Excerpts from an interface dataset
****************
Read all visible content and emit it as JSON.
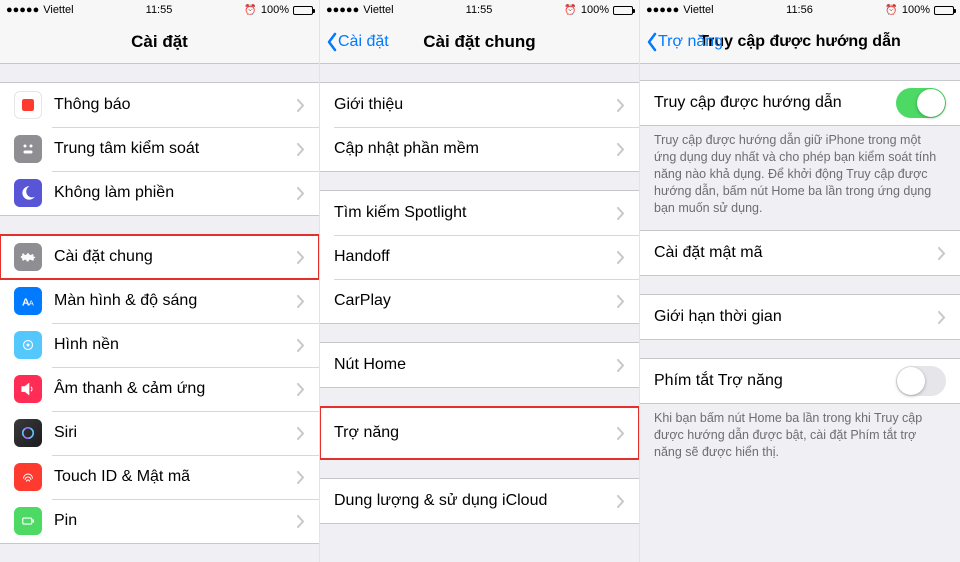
{
  "status": {
    "carrier": "Viettel",
    "signal_dots": "●●●●●",
    "battery_text": "100%",
    "alarm": "⏰"
  },
  "pane1": {
    "time": "11:55",
    "title": "Cài đặt",
    "group1": [
      {
        "icon": "notifications",
        "label": "Thông báo",
        "color": "#ff3b30"
      },
      {
        "icon": "control-center",
        "label": "Trung tâm kiểm soát",
        "color": "#8e8e93"
      },
      {
        "icon": "dnd",
        "label": "Không làm phiền",
        "color": "#5856d6"
      }
    ],
    "group2": [
      {
        "icon": "general",
        "label": "Cài đặt chung",
        "color": "#8e8e93",
        "highlight": true
      },
      {
        "icon": "display",
        "label": "Màn hình & độ sáng",
        "color": "#007aff"
      },
      {
        "icon": "wallpaper",
        "label": "Hình nền",
        "color": "#54c7fc"
      },
      {
        "icon": "sounds",
        "label": "Âm thanh & cảm ứng",
        "color": "#ff2d55"
      },
      {
        "icon": "siri",
        "label": "Siri",
        "color": "#000"
      },
      {
        "icon": "touchid",
        "label": "Touch ID & Mật mã",
        "color": "#ff3b30"
      },
      {
        "icon": "pin",
        "label": "Pin",
        "color": "#4cd964"
      }
    ]
  },
  "pane2": {
    "time": "11:55",
    "back": "Cài đặt",
    "title": "Cài đặt chung",
    "group1": [
      {
        "label": "Giới thiệu"
      },
      {
        "label": "Cập nhật phần mềm"
      }
    ],
    "group2": [
      {
        "label": "Tìm kiếm Spotlight"
      },
      {
        "label": "Handoff"
      },
      {
        "label": "CarPlay"
      }
    ],
    "group3": [
      {
        "label": "Nút Home"
      }
    ],
    "group4": [
      {
        "label": "Trợ năng",
        "highlight": true
      }
    ],
    "group5": [
      {
        "label": "Dung lượng & sử dụng iCloud"
      }
    ]
  },
  "pane3": {
    "time": "11:56",
    "back": "Trợ năng",
    "title": "Truy cập được hướng dẫn",
    "toggle1_label": "Truy cập được hướng dẫn",
    "toggle1_on": true,
    "footer1": "Truy cập được hướng dẫn giữ iPhone trong một ứng dụng duy nhất và cho phép bạn kiểm soát tính năng nào khả dụng. Để khởi động Truy cập được hướng dẫn, bấm nút Home ba lần trong ứng dụng bạn muốn sử dụng.",
    "row_passcode": "Cài đặt mật mã",
    "row_timelimit": "Giới hạn thời gian",
    "toggle2_label": "Phím tắt Trợ năng",
    "toggle2_on": false,
    "footer2": "Khi bạn bấm nút Home ba lần trong khi Truy cập được hướng dẫn được bật, cài đặt Phím tắt trợ năng sẽ được hiển thị."
  }
}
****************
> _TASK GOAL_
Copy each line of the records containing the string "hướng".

> _EXERCISE RESULT_
    "title": "Truy cập được hướng dẫn",
    "toggle1_label": "Truy cập được hướng dẫn",
    "footer1": "Truy cập được hướng dẫn giữ iPhone trong một ứng dụng duy nhất và cho phép bạn kiểm soát tính năng nào khả dụng. Để khởi động Truy cập được hướng dẫn, bấm nút Home ba lần trong ứng dụng bạn muốn sử dụng.",
    "footer2": "Khi bạn bấm nút Home ba lần trong khi Truy cập được hướng dẫn được bật, cài đặt Phím tắt trợ năng sẽ được hiển thị."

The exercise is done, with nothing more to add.